SAINT-DENIS, France - Fifteen-year-old Rawa Khalil risks verbal abuse - or worse - every time she leaves her house wearing jeans. Jenah Benzanfour, 16, was thrown out of the family home at 11, became a drug dealer at 13, and was raped by a relative a year later.
If young men in France's poor housing projects - scenes of three weeks of nightly arson and unrest - have it rough, girls often have it worse. Not only do they suffer from racism, unemployment and deprivation: They also endure daily harassment and even violence in their own communities.
"Women are double victims, of social and sexual discrimination as well as violence," said Fadela Amara, founder of Ni Putes, Ni Soumises (Neither a Whore nor a Submissive), a group fighting to improve the lot of Muslim women and girls in impoverished French neighborhoods.
The plight of girls and women in the high-rise housing projects indicates that while racial discrimination may keep immigrants and their offspring on the margins of French society, that may not be the whole picture.
Some people in France's mostly Muslim North and Sub-Saharan African immigrant communities have resisted accepting Western values and the French way of life - making it harder for them to thrive. Polygamous households, while uncommon, can also be a barrier to integration.
Often from conservative backgrounds, many parents find it hard to shake off taboos.
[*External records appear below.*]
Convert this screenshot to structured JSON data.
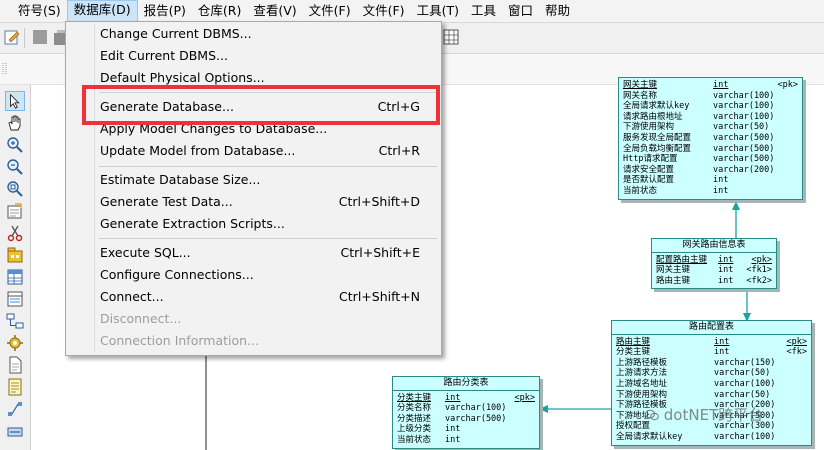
{
  "menubar": {
    "items": [
      {
        "label": "符号(S)"
      },
      {
        "label": "数据库(D)"
      },
      {
        "label": "报告(P)"
      },
      {
        "label": "仓库(R)"
      },
      {
        "label": "查看(V)"
      },
      {
        "label": "文件(F)"
      },
      {
        "label": "文件(F)"
      },
      {
        "label": "工具(T)"
      },
      {
        "label": "工具"
      },
      {
        "label": "窗口"
      },
      {
        "label": "帮助"
      }
    ]
  },
  "dropdown": {
    "items": [
      {
        "label": "Change Current DBMS...",
        "shortcut": ""
      },
      {
        "label": "Edit Current DBMS...",
        "shortcut": ""
      },
      {
        "label": "Default Physical Options...",
        "shortcut": ""
      },
      {
        "label": "Generate Database...",
        "shortcut": "Ctrl+G"
      },
      {
        "label": "Apply Model Changes to Database...",
        "shortcut": ""
      },
      {
        "label": "Update Model from Database...",
        "shortcut": "Ctrl+R"
      },
      {
        "label": "Estimate Database Size...",
        "shortcut": ""
      },
      {
        "label": "Generate Test Data...",
        "shortcut": "Ctrl+Shift+D"
      },
      {
        "label": "Generate Extraction Scripts...",
        "shortcut": ""
      },
      {
        "label": "Execute SQL...",
        "shortcut": "Ctrl+Shift+E"
      },
      {
        "label": "Configure Connections...",
        "shortcut": ""
      },
      {
        "label": "Connect...",
        "shortcut": "Ctrl+Shift+N"
      },
      {
        "label": "Disconnect...",
        "shortcut": ""
      },
      {
        "label": "Connection Information...",
        "shortcut": ""
      }
    ]
  },
  "tables": {
    "gateway": {
      "rows": [
        {
          "name": "网关主键",
          "type": "int",
          "key": "<pk>"
        },
        {
          "name": "网关名称",
          "type": "varchar(100)",
          "key": ""
        },
        {
          "name": "全局请求默认key",
          "type": "varchar(100)",
          "key": ""
        },
        {
          "name": "请求路由根地址",
          "type": "varchar(100)",
          "key": ""
        },
        {
          "name": "下游使用架构",
          "type": "varchar(50)",
          "key": ""
        },
        {
          "name": "服务发现全局配置",
          "type": "varchar(500)",
          "key": ""
        },
        {
          "name": "全局负载均衡配置",
          "type": "varchar(500)",
          "key": ""
        },
        {
          "name": "Http请求配置",
          "type": "varchar(500)",
          "key": ""
        },
        {
          "name": "请求安全配置",
          "type": "varchar(200)",
          "key": ""
        },
        {
          "name": "是否默认配置",
          "type": "int",
          "key": ""
        },
        {
          "name": "当前状态",
          "type": "int",
          "key": ""
        }
      ]
    },
    "gateway_route": {
      "title": "网关路由信息表",
      "rows": [
        {
          "name": "配置路由主键",
          "type": "int",
          "key": "<pk>"
        },
        {
          "name": "网关主键",
          "type": "int",
          "key": "<fk1>"
        },
        {
          "name": "路由主键",
          "type": "int",
          "key": "<fk2>"
        }
      ]
    },
    "route_config": {
      "title": "路由配置表",
      "rows": [
        {
          "name": "路由主键",
          "type": "int",
          "key": "<pk>"
        },
        {
          "name": "分类主键",
          "type": "int",
          "key": "<fk>"
        },
        {
          "name": "上游路径模板",
          "type": "varchar(150)",
          "key": ""
        },
        {
          "name": "上游请求方法",
          "type": "varchar(50)",
          "key": ""
        },
        {
          "name": "上游域名地址",
          "type": "varchar(100)",
          "key": ""
        },
        {
          "name": "下游使用架构",
          "type": "varchar(50)",
          "key": ""
        },
        {
          "name": "下游路径模板",
          "type": "varchar(200)",
          "key": ""
        },
        {
          "name": "下游地址",
          "type": "varchar(500)",
          "key": ""
        },
        {
          "name": "授权配置",
          "type": "varchar(300)",
          "key": ""
        },
        {
          "name": "全局请求默认key",
          "type": "varchar(100)",
          "key": ""
        }
      ]
    },
    "route_category": {
      "title": "路由分类表",
      "rows": [
        {
          "name": "分类主键",
          "type": "int",
          "key": "<pk>"
        },
        {
          "name": "分类名称",
          "type": "varchar(100)",
          "key": ""
        },
        {
          "name": "分类描述",
          "type": "varchar(500)",
          "key": ""
        },
        {
          "name": "上级分类",
          "type": "int",
          "key": ""
        },
        {
          "name": "当前状态",
          "type": "int",
          "key": ""
        }
      ]
    }
  },
  "watermark": {
    "text": "dotNET跨平台"
  },
  "colors": {
    "table_fill": "#ccffff",
    "table_border": "#2a8a8a",
    "connector": "#1aa3a3",
    "highlight_box": "#ee3236"
  }
}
They expect their French-born daughters to remain virgins until marriage and refuse to allow them to marry non-Muslims.
And girls are often forced into marriages they do not want, said Amara.
"There's an identity crisis here," said Sonia Imloul, who works with troubled teens in Seine-Saint-Denis, a district northeast of Paris where the rioting - now abated - erupted Oct. 27. "It is very tough when you are stuck midway between France and Algeria or Morocco."
Some activists say the influence of radical Islamic preachers is partly to blame for how men treat women.
An Algerian Muslim prayer leader, Abdelkader Bouziane, was convicted last year in the southeastern city of Lyon and handed a six-year suspended sentence for publicly justifying beating an adulterous wife. He was deported to Algeria in October 2004.
Physical violence - including gang rapes - has been widely reported against girls and young women of North African origin.
Amara notes a pattern of unemployed immigrant fathers losing authority to sons who bring in money by dealing drugs, stealing or who have adopted radical Islam. Girls in such families are often exposed to violence and exploitation or to religious repression, she said.
Some girls have taken to wearing Islamic head coverings as protection against violence. But then they face pressures from the French state, which has banned veils and other religious symbols from schools to uphold the country's secular principles - and to quell Islamic fundamentalism. Authorities argue that girls should be empowered to cast off veils that are sometimes forced on them by their parents.
But Imloul says parents are in denial, because most of the girls in the projects date, have sex and smoke marijuana.
Jenah Benzanfour was 11 when her mother threw her out of the house because she was getting into trouble at school and with police for stealing and threatening her teacher with a knife.
At 13, she started selling marijuana. At 14, she says, an uncle raped her. At 15, she was a prostitute.
POLYGAMY SUGGESTIONS CAUSE UPROAR: French streets were relatively peaceful overnight after three weeks of unrest, police said Thursday. But protest has erupted amid suggestions that polygamy played a role in the violence.
Human rights groups are reacting with outrage to comments by French officials who have said polygamy is one of the reasons youths from underprivileged Muslim households have been rioting.
France's League of Human Rights called the comments "sickening and irresponsible," while the anti-racist group MRAP said that such remarks would only feed the "racism and exclusion" that incited youths to riot.
Labor Minister Gerard Larcher was quoted in Wednesday's Financial Times as saying that youths from large polygamous families often had social behavioral problems, stemming from lack of a father figure. Interior Minister Nicolas Sarkozy was quoted in the current issue of newsweekly L'Express as saying that polygamy is one of the cultural differences that "makes it more difficult to integrate a French youth of African origin with a French youth of another origin."
And Conservative lawmaker Bernard Accoyer told RTL radio that polygamy was "certainly one of the causes" of the problems of integrating Muslim families into French society.
Jean-Pierre Brard, a communist lawmaker from Seine-Saint-Denis, said he was aware of 150 polygamous families in his town. But to link polygamy to the rioting "is to treat people like imbeciles."